19

These are both shorthand notations that refer to music occurring simultaneously in other staves. The first notation (the slashes) simply tell the performer to "do exactly what the other violins (the staff above you) are doing." This is especially clear when you consider, for instance, the following two portions of the score: This is just a practical ...


11

They refer to non-tonal/non-harmonic sounds; be it drum sounds (these sounds don't follow a harmonic structure), or dead notes on a string instrument, or, as is the case in this example, rap (the rapper speaks the words without tuning them to a specific pitch). This is useful for notating rhythm parts that don't really have a pitch. It's used instead of "...


9

You could try something like this, using just repeat signs and volta brackets: |-1.,3.-|-2.,4.-| || intro ||: A | B :|| C :|| outro ||

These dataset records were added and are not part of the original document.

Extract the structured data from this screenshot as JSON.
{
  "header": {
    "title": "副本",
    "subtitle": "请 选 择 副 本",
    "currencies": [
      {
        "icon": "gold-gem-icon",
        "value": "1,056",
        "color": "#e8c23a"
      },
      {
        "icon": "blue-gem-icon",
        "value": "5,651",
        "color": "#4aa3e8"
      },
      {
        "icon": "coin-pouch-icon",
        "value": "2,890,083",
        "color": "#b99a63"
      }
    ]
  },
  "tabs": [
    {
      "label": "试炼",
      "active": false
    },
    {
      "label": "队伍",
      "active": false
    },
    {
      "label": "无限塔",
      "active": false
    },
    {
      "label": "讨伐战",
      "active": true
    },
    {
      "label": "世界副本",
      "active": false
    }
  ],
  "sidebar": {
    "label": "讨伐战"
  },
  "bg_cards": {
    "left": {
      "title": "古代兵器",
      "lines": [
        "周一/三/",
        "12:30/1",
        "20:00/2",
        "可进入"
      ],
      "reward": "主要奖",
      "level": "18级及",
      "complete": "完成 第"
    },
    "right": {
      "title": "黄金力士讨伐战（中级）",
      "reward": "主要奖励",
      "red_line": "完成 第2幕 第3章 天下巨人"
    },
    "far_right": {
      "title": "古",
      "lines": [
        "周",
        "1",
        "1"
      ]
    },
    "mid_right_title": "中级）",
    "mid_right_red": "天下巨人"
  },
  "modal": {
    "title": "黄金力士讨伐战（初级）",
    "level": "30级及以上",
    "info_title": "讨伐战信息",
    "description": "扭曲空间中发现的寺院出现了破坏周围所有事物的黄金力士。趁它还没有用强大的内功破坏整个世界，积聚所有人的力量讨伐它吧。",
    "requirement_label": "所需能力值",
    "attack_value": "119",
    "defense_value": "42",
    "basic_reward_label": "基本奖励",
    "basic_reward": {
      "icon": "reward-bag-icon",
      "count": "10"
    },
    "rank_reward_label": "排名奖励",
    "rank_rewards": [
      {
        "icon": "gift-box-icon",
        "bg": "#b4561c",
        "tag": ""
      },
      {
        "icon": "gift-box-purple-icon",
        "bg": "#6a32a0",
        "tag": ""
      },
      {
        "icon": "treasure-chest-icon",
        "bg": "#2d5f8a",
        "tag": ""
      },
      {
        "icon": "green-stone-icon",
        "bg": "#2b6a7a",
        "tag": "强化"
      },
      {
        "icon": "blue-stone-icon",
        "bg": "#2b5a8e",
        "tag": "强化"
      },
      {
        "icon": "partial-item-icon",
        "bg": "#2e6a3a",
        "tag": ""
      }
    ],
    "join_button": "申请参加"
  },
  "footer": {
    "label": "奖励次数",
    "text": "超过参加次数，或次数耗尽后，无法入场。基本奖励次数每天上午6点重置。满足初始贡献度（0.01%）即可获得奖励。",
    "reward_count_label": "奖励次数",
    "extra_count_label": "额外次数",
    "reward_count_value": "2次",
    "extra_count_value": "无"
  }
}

7

The convention for ornaments is that a sharp or flat will affect only the ornament, and not other notes within the measure. So in your example, any note written in the C space will be played as a C natural - but if there is a second mordent in the same measure, the C in that mordent will also be sharped without needing an additional accidental. This rule ...


7

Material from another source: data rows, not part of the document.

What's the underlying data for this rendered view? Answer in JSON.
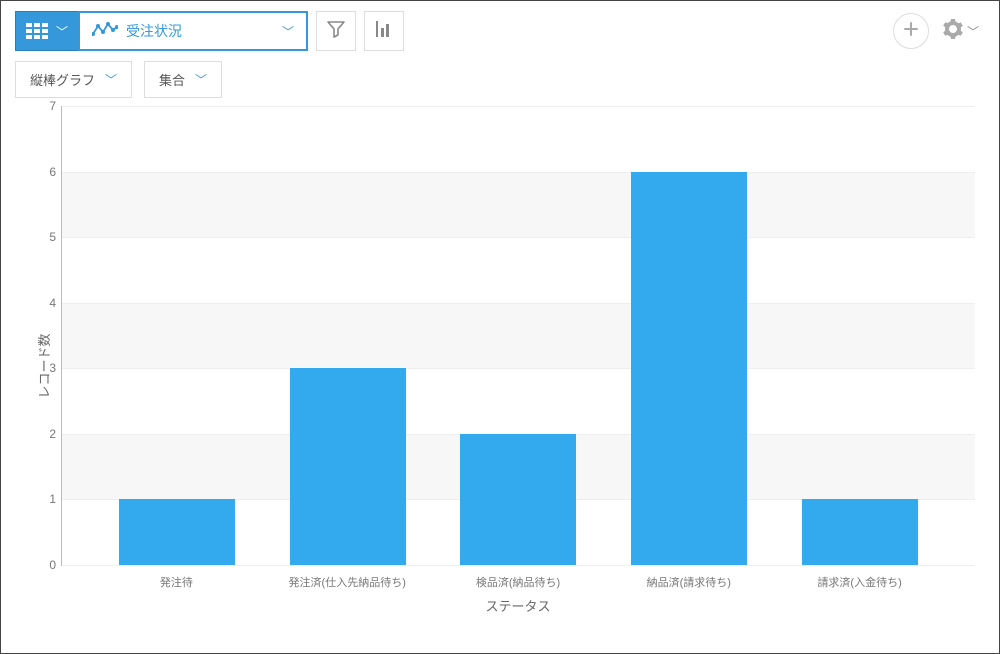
{
  "toolbar": {
    "selected_view": "受注状況"
  },
  "controls": {
    "chart_type": "縦棒グラフ",
    "group_mode": "集合"
  },
  "chart_data": {
    "type": "bar",
    "categories": [
      "発注待",
      "発注済(仕入先納品待ち)",
      "検品済(納品待ち)",
      "納品済(請求待ち)",
      "請求済(入金待ち)"
    ],
    "values": [
      1,
      3,
      2,
      6,
      1
    ],
    "xlabel": "ステータス",
    "ylabel": "レコード数",
    "ylim": [
      0,
      7
    ],
    "yticks": [
      0,
      1,
      2,
      3,
      4,
      5,
      6,
      7
    ],
    "bar_color": "#33aaee"
  }
}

It is the same as the "standard" notation for tenor voices, written using the G clef and sounding an octave lower than written. The vestige of a C clef on the 4th line (i.e. a "tenor clef") is an indication that this isn't a standard treble clef. The more common notation is a small 8 below the clef. Looking at the music in the score makes it clear that is ...

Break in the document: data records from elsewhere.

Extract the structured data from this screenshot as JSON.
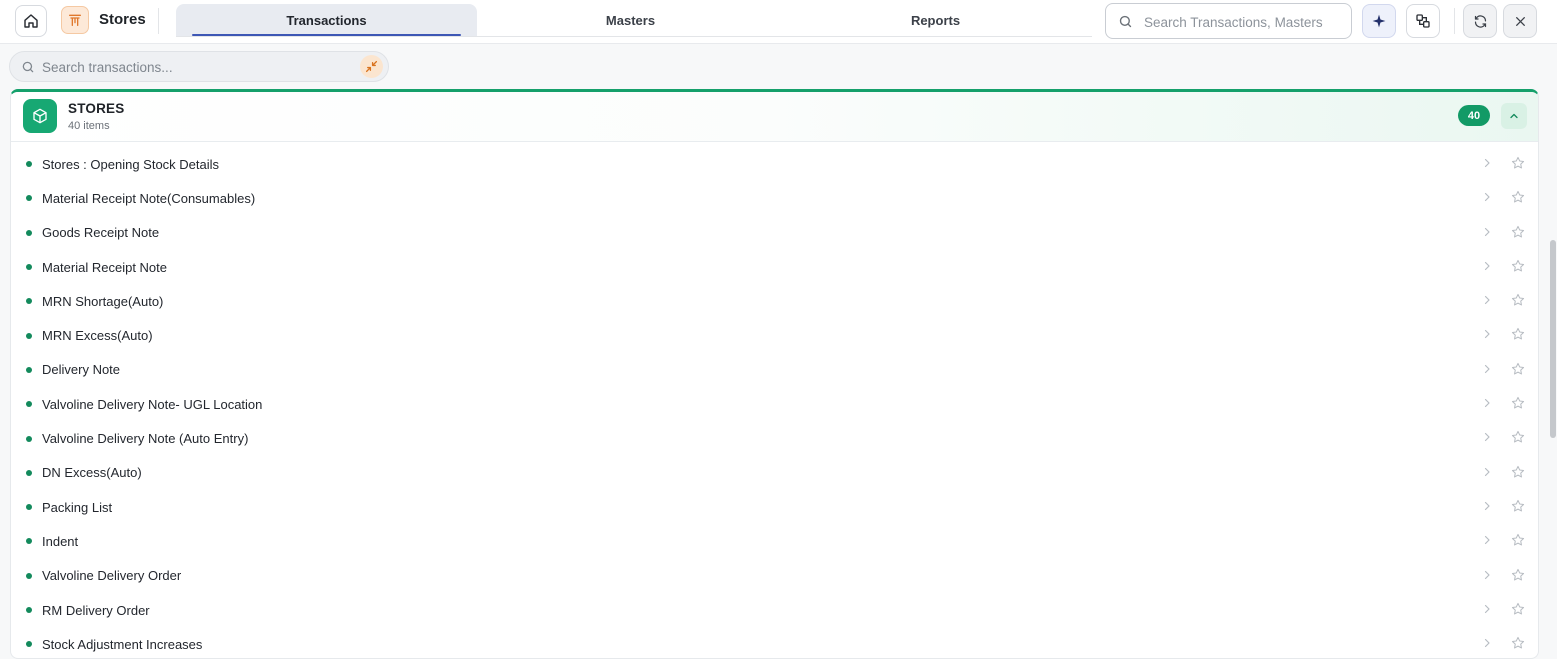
{
  "app": {
    "title": "Stores"
  },
  "tabs": [
    {
      "label": "Transactions",
      "active": true
    },
    {
      "label": "Masters",
      "active": false
    },
    {
      "label": "Reports",
      "active": false
    }
  ],
  "top_search": {
    "placeholder": "Search Transactions, Masters"
  },
  "sub_search": {
    "placeholder": "Search transactions..."
  },
  "panel": {
    "title": "STORES",
    "subtitle": "40 items",
    "count": "40",
    "accent": "#15a06b"
  },
  "items": [
    {
      "label": "Stores : Opening Stock Details"
    },
    {
      "label": "Material Receipt Note(Consumables)"
    },
    {
      "label": "Goods Receipt Note"
    },
    {
      "label": "Material Receipt Note"
    },
    {
      "label": "MRN Shortage(Auto)"
    },
    {
      "label": "MRN Excess(Auto)"
    },
    {
      "label": "Delivery Note"
    },
    {
      "label": "Valvoline Delivery Note- UGL Location"
    },
    {
      "label": "Valvoline Delivery Note (Auto Entry)"
    },
    {
      "label": "DN Excess(Auto)"
    },
    {
      "label": "Packing List"
    },
    {
      "label": "Indent"
    },
    {
      "label": "Valvoline Delivery Order"
    },
    {
      "label": "RM Delivery Order"
    },
    {
      "label": "Stock Adjustment Increases"
    }
  ]
}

5

It hasn't six quarters in a measure. It's two separate voices written on the same stave. Tails up is one, tails down is the other. Justin is one of the better guitar gurus on the net - thorough and knows what he's up to. He's tried here to make the timing clear - you read it right - in that the notes fit in between each other, if you count 1&2&3&...


3

I grabbed a file from imslp.org and found your measure. It is a simple mordent.


3

I've seen classical pieces that handle modulation both ways. It really depends on the length of the modulated section... but in the classical era, accidentals are more common in my experience.


3

The trends I've seen are that Baroque music usually does not change key signatures mid-piece despite modulating to various keys, while Romantic music often does change key signatures accordingly. For Classical-era music, sonata-allegros often do not involve any key signature changes despite key changes being crucially important to their structure (the most ...


2

An example of a Beethoven sonata that does not change key signature within a movement is the "Moonlight" sonata, Op. 27 number 2. An example that does change key signature within a movement is the "Pathétique" sonata, Op. 13, at the beginning of the development section of the first movement.


2

They are not ties. They are slurs. It just means play then legato. Note that the bottom notes are also held longer, suggesting a melody in the bass.


2

To answer the Lilypond part of the question: as Tim mentioned, they're two voices on the same staff, so that reflects what you need to do in Lilypond. When typesetting classical guitar pieces with Lilypond, I usually use 3 separate voices and put them on the same staff. Here it clearly needs only two. I would recommend you to use a structure like this ...


1

The only tie shown is between the two G note (3rd and 4th). The lines are slurs - phrasings. The bass clef has stems up and down to show that the 1st, 3rd and 5th notes are held longer than they would be with only up stems. It's written as a three part tune - treble clef os top, bass clef/stems up is middle, and bass clef stems down the lowest of the three. ...


1

Comparing editions, we can see that one of them marks so-called "artificial harmonics" with the open-diamond mark. The other edition has "A3" there which presumably indicates the same pitch to be played (A three octaves up), and indirectly this requires artificial harmonic compared with the written note there. I don't recognize "Vi-" (and there's no ...


1

They're probably not rehearsal letters because those are helpful only when there's more than one performer, while this is a solo. In the half dozen editions and arrangements of Nel cor piu non mi sento that I found online, some modern, some ancient, none included such symbols. So these symbols are unlikely to be musically important. They may be peculiar ...


1

Elaine Gould in "Behind Bars" (the standard reference for modern notation) writes: A thin square bracket is recommended as a secondary bracket for joining the following staves: - two or more like woodwind and brass instruments; alternatively, two or more of the same instrument - two staves and/or additional lines required by a single percussionist ...


1

I've seen dashed slurs used in wind sheet music to indicate that the player should play through the phrase instead of taking a breath.


Only top voted, non community-wiki answers of a minimum length are eligible